I decided it was high time to refresh the look on this website as I thought the previous theme looks dated (also, I was having great difficulty figuring out how to integrate my Instagram feed elegantly on the previous theme).
The current theme is WordPress’s Twenty Fifteen theme (the default theme for new WordPress installations now). I like how the theme places emphasis on my content and its fluidity across different screen sizes. However, I was not perfectly happy with the default font choices – I opted for Open Sans for text and Bree Serif for headings instead.
I also cleaned up the formatting of some of my older posts so that they would look nice on the new theme. It was interesting to look back at some of the stuff that I wrote (and the photos that I posted) and realize how much I have grown over the past few years.
Beneath the hood, I have also made adjustments to (hopefully) speed up the loading times.
I hope you like the new site!

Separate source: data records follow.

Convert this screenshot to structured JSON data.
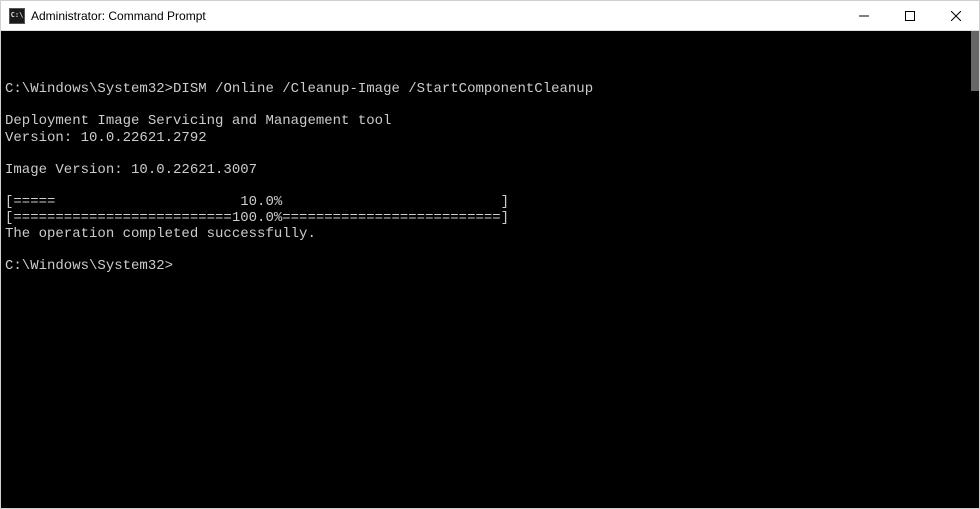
{
  "window": {
    "title": "Administrator: Command Prompt"
  },
  "terminal": {
    "line1_prompt": "C:\\Windows\\System32>",
    "line1_command": "DISM /Online /Cleanup-Image /StartComponentCleanup",
    "blank1": "",
    "tool_name": "Deployment Image Servicing and Management tool",
    "tool_version": "Version: 10.0.22621.2792",
    "blank2": "",
    "image_version": "Image Version: 10.0.22621.3007",
    "blank3": "",
    "progress1": "[=====                      10.0%                          ]",
    "progress2": "[==========================100.0%==========================]",
    "complete_msg": "The operation completed successfully.",
    "blank4": "",
    "line2_prompt": "C:\\Windows\\System32>"
  }
}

I have decided to release the source code for the Advanced Login System (ALS) for free. The truth is, I have not updated it for over a year now and that is unlikely to change any time soon. I have realised that coding has always only been a side hobby for me and it is simply not right for a community of over 10,000 script users to be dependent on a singular
developer hobbyist for code updates and changes. As such, I believe that the way forward is to release the source code so that you guys can build upon and tailor it to your needs.
You can get the latest ALS Source code here: [Download not found]
Feel free to contact me if you run into any problems or have any queries. Donations are welcome as well (:
I finally took some time to refresh the blog design – I decided to settle for a simpler theme that does not involve a background image that is almost ½ a megabyte in size (plus the fact that my previous theme was having some display issues with the latest version of WordPress).
Anyway, the awesome new theme I am using is called Fifty fifth Street. I didn’t really like their font colors (a little too light for reading, in my opinion) and the heading font choice (Georgia? Really?), so I modified the theme a little – I think Helvetica Neue Light (Arial for you Windows users who don’t have that gorgeous font) is a much better choice.
Besides the cosmetic changes, I also adjusted some settings. For one, when you point your browser to
http://wuxiaotian.com, you will now land on my “About Me” page rather than the index of my posts. I think this is better as it provides some context to my blog posts. Also, sometimes my posts are image-heavy and can bog down the loading time quite a bit, so having a static landing page would be better.
I do hope these changes enhance the user experience.
My Integrated Contact Form script is now available for download. However, please know that it is not the version I had planned but rather an older version. I released it because with the new project I’m working on now, there would be no time to update the ICF script (not that I have updated it since last year.) Also, this version might not be stable – I did not test it extensively. However, I am releasing the source code so you guys can
fix modify the script. If you find any bugs, please feel free to leave a comment or contact me.
I finally worked out how to display a table with individual cell IDs representing the coordinates for my current project (It’s called Kingdom of Might – cliché, but then again it’s just a project name for now). And now it is just a simple matter of displaying the content in each individual cell using an array like
$content[$id]. Took a while to figure out the math and the centre cell positioning, but now I got it worked out.
(There will be a
sight attribute to the game, which decides how many grids you can actually see.)
Stage 1: Labeling each individual cell with an ID. Note that the first cell is blank due to it having a value of
Stage 2: Determining the ID of the center cell.
I use this formula:
c = [s(1+2s)] + s
where c is the centre cell id and s is the sight attribute from the database
Stage 3: Putting everything together.
And the code that made it work: